Blair Lebsack and Caitlin Fulton, partners of Edmonton’s RGE RD and the soon to be open The Butchery, responded to the anti-racism movement by declaring that they would assess event requests to ensure that there is diversity and gender equality in representation of talent and compensation before committing their attendance.
Fulton explains their driver, “A huge part of our success has been due to our inclusion in certain media ‘best of’ lists, and events we’ve been invited to participate in. By continuing to blindly say “yes” to systems that actively exclude or marginalize diverse voices, tastes and flavours, mean we’d continue to be complicit. We have a very diverse team and we’ve always had women in leadership roles, but that doesn’t exempt us from the very painful processes of grappling with patriarchy and white supremacy. When we collaborate with chefs that come from non-familiar (to us) culinary traditions, we learn more, have more engagement from the team, and the results are simply more delicious.”

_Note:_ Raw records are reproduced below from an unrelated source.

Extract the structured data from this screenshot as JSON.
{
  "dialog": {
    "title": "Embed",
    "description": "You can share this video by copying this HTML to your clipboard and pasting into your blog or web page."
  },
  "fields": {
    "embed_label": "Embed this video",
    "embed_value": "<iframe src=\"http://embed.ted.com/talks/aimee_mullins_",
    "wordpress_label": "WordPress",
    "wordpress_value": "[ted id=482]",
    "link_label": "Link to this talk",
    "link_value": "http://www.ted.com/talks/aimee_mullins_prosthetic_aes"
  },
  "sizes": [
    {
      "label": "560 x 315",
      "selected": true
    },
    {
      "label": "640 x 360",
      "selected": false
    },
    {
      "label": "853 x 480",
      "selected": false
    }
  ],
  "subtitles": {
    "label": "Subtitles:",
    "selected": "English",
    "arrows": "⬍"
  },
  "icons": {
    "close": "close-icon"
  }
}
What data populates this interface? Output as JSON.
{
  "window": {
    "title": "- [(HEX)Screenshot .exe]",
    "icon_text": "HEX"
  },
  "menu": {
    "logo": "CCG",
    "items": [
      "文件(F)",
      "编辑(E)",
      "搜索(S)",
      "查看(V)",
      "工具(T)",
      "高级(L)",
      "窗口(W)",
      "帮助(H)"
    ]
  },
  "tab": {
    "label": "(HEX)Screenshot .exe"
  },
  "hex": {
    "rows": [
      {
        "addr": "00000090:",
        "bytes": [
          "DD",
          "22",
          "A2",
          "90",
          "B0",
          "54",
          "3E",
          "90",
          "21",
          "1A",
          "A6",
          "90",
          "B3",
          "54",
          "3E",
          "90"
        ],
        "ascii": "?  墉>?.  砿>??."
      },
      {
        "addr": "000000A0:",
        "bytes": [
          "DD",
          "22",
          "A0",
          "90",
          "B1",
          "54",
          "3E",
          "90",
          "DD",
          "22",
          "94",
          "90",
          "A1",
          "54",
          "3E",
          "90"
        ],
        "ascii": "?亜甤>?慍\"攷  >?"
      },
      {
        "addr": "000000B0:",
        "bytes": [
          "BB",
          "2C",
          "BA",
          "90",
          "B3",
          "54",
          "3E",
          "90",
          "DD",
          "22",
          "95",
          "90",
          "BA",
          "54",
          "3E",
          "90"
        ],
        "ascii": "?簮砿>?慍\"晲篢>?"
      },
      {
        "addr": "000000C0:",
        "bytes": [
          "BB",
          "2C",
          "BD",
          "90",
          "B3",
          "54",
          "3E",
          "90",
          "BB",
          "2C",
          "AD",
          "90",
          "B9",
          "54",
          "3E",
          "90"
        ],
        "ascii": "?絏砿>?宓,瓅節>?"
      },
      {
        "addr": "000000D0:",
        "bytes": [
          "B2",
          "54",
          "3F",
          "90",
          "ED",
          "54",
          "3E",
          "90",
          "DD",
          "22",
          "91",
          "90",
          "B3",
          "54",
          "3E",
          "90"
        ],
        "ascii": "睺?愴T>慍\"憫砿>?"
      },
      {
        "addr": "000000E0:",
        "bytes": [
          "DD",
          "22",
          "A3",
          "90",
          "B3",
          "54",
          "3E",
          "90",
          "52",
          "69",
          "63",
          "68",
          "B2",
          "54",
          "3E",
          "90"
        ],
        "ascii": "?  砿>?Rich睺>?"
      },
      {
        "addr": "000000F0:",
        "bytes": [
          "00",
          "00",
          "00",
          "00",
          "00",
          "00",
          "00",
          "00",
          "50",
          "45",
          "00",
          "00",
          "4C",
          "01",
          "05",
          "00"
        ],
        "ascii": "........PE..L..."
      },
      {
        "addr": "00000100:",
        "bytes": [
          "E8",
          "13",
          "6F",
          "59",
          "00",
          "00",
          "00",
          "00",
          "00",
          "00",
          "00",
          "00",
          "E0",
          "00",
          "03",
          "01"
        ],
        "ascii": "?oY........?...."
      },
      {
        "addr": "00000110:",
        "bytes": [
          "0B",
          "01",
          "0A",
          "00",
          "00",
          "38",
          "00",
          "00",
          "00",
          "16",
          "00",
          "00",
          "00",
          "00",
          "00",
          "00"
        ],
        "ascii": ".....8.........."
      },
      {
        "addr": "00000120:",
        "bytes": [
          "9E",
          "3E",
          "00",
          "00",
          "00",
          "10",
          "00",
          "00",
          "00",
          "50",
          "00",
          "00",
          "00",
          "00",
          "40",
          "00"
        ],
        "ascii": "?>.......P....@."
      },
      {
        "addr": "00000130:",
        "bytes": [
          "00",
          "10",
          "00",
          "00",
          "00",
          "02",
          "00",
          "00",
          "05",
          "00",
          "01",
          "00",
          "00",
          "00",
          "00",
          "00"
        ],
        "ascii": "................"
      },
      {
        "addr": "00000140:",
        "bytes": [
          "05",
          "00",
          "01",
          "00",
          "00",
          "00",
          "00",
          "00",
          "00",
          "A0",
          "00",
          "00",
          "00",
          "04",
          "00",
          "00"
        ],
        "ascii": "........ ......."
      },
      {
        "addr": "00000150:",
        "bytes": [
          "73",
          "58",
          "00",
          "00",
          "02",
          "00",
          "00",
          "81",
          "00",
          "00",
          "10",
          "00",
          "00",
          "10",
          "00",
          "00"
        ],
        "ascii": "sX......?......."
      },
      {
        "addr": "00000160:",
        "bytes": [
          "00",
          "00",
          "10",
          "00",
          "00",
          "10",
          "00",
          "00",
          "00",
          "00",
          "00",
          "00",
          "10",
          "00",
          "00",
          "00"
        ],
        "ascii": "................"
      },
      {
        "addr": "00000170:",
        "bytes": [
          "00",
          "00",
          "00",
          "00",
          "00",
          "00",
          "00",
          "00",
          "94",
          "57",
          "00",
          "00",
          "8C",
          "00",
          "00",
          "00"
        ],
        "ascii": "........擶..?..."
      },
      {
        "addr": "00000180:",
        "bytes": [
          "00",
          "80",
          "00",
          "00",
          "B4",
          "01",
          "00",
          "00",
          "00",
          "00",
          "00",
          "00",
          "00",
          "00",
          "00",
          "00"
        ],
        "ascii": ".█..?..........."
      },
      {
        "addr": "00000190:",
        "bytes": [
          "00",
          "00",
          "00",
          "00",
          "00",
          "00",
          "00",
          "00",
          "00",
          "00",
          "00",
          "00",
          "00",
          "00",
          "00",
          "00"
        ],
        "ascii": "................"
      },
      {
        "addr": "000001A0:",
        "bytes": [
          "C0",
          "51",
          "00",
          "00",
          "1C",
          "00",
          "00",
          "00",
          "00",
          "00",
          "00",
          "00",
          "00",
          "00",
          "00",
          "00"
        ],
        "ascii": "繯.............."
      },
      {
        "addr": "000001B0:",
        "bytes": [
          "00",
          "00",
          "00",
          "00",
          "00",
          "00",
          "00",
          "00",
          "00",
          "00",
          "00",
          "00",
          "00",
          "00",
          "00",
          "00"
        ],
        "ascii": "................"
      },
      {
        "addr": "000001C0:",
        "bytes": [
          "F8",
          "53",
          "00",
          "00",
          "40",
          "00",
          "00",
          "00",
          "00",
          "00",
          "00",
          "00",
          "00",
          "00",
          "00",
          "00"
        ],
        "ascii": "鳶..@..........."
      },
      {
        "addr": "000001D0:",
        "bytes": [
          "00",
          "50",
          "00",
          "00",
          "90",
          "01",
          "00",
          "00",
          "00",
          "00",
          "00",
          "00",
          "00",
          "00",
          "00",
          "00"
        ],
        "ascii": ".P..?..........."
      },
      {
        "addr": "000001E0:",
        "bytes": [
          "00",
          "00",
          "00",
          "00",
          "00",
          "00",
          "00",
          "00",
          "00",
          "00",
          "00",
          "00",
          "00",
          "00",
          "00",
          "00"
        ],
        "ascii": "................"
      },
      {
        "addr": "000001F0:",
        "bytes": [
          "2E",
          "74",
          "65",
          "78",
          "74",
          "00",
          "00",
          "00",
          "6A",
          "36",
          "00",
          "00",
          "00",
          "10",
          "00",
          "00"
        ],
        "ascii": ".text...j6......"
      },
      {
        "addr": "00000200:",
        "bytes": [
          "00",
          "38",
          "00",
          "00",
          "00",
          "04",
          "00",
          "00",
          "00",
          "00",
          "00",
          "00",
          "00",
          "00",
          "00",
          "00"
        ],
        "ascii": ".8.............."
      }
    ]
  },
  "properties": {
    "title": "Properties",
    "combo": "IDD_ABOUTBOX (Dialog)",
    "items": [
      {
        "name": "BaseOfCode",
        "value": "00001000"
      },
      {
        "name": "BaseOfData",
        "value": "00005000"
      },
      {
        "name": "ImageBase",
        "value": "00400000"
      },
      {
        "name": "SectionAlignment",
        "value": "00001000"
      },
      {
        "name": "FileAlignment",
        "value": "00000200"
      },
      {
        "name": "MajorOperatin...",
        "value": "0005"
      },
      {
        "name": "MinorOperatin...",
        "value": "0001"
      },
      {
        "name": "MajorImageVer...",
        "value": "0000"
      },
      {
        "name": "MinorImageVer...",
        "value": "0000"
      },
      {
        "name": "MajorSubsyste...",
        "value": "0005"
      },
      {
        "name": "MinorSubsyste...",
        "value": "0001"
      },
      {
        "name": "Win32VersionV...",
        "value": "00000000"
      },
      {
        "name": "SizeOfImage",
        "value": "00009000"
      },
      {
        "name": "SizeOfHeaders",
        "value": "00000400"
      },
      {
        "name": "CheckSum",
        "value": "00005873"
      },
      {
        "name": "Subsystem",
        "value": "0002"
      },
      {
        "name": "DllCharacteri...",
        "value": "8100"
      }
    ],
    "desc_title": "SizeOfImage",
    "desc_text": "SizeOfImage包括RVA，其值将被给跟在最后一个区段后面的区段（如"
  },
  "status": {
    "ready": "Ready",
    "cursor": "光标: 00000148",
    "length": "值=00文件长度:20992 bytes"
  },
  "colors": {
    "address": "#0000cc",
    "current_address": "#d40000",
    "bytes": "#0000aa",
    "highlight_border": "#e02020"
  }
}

Chefs and restaurateurs with local or international popularity would be able to amplify diverse voices by promoting or lending their platform to chefs who may be unfamiliar to diners through guest chef-ing or collaboration opportunities.
Each of us can take steps to demand a more inclusive food community. As diners we need to reflect on our own biases and harmful stereotypes that we may hold, try a cuisine from a culture that is unfamiliar to us, and consciously support businesses that are diverse and embody inclusive practices. Educators of up and coming talent in the hospitality industry could evaluate and diversify the techniques and cuisine taught in learning programs.
Phoebe Fung, proprietor of Vin Room and VR Wine sums this up well, “We all have a role in changing the culture within our own sphere of influence. We have a role in how we train and educate people who are coming into our industry. There are opportunities for us to change the path that we are on.”